INSTRUCTIONS FOR THE TASK: Set every record down again exactly. Do not carry over the pictures.

SOURCE DATA:
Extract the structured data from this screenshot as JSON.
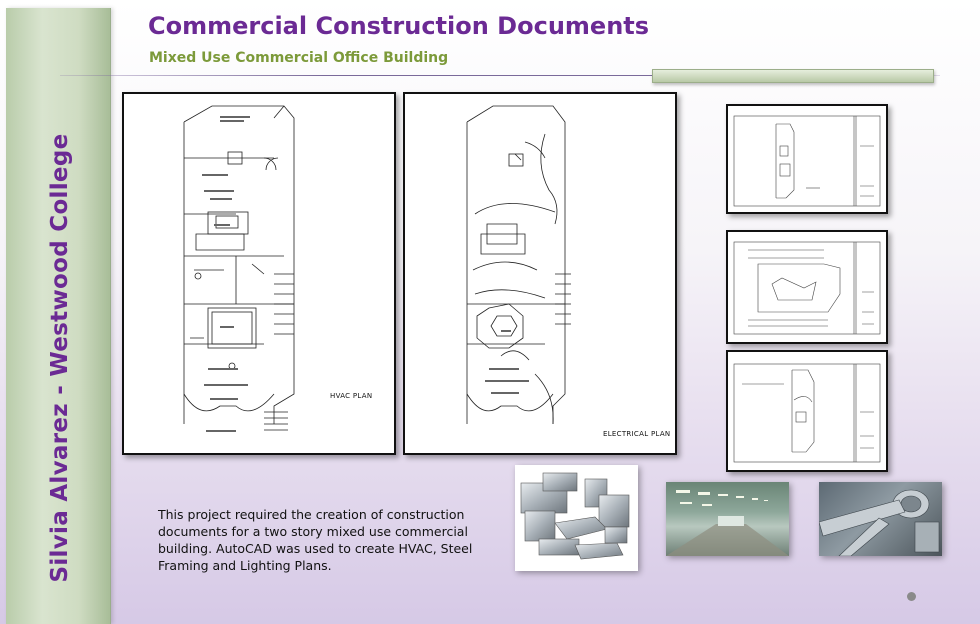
{
  "sidebar": {
    "author": "Silvia Alvarez - Westwood College"
  },
  "header": {
    "title": "Commercial Construction Documents",
    "subtitle": "Mixed Use Commercial Office Building"
  },
  "plans": [
    {
      "label": "HVAC PLAN"
    },
    {
      "label": "ELECTRICAL PLAN"
    }
  ],
  "description": "This project required the creation of construction documents for a two story mixed use commercial building. AutoCAD was used to create HVAC, Steel Framing and Lighting Plans.",
  "icons": {
    "slide_indicator": "dot-icon"
  }
}
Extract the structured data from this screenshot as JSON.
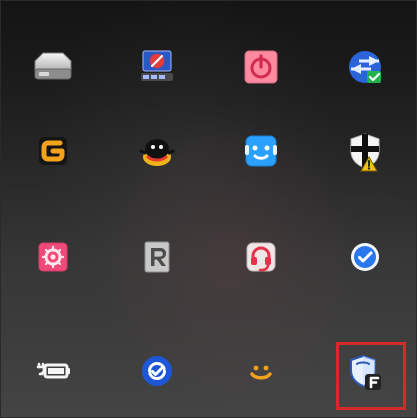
{
  "tray": {
    "title": "",
    "highlight_color": "#d32b2b",
    "icons": [
      {
        "name": "network-drive-icon"
      },
      {
        "name": "blocked-remote-connection-icon"
      },
      {
        "name": "power-shutdown-icon"
      },
      {
        "name": "network-transfer-verified-icon"
      },
      {
        "name": "g-app-icon"
      },
      {
        "name": "pet-mascot-icon"
      },
      {
        "name": "smiling-assistant-icon"
      },
      {
        "name": "security-warning-shield-icon"
      },
      {
        "name": "settings-gear-icon"
      },
      {
        "name": "r-app-icon"
      },
      {
        "name": "headset-support-icon"
      },
      {
        "name": "verified-check-icon"
      },
      {
        "name": "battery-power-icon"
      },
      {
        "name": "sync-check-icon"
      },
      {
        "name": "smile-icon"
      },
      {
        "name": "security-shield-f-icon",
        "selected": true
      }
    ]
  }
}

EXERCISE RESPONSE:
Extract the structured data from this screenshot as JSON.
{
  "sidebar": {
    "author": "Silvia Alvarez - Westwood College"
  },
  "header": {
    "title": "Commercial Construction Documents",
    "subtitle": "Mixed Use Commercial Office Building"
  },
  "plans": [
    {
      "label": "HVAC PLAN"
    },
    {
      "label": "ELECTRICAL PLAN"
    }
  ],
  "description": "This project required the creation of construction documents for a two story mixed use commercial building. AutoCAD was used to create HVAC, Steel Framing and Lighting Plans.",
  "icons": {
    "slide_indicator": "dot-icon"
  }
}
Extract the structured data from this screenshot as JSON.
{
  "tray": {
    "title": "",
    "highlight_color": "#d32b2b",
    "icons": [
      {
        "name": "network-drive-icon"
      },
      {
        "name": "blocked-remote-connection-icon"
      },
      {
        "name": "power-shutdown-icon"
      },
      {
        "name": "network-transfer-verified-icon"
      },
      {
        "name": "g-app-icon"
      },
      {
        "name": "pet-mascot-icon"
      },
      {
        "name": "smiling-assistant-icon"
      },
      {
        "name": "security-warning-shield-icon"
      },
      {
        "name": "settings-gear-icon"
      },
      {
        "name": "r-app-icon"
      },
      {
        "name": "headset-support-icon"
      },
      {
        "name": "verified-check-icon"
      },
      {
        "name": "battery-power-icon"
      },
      {
        "name": "sync-check-icon"
      },
      {
        "name": "smile-icon"
      },
      {
        "name": "security-shield-f-icon",
        "selected": true
      }
    ]
  }
}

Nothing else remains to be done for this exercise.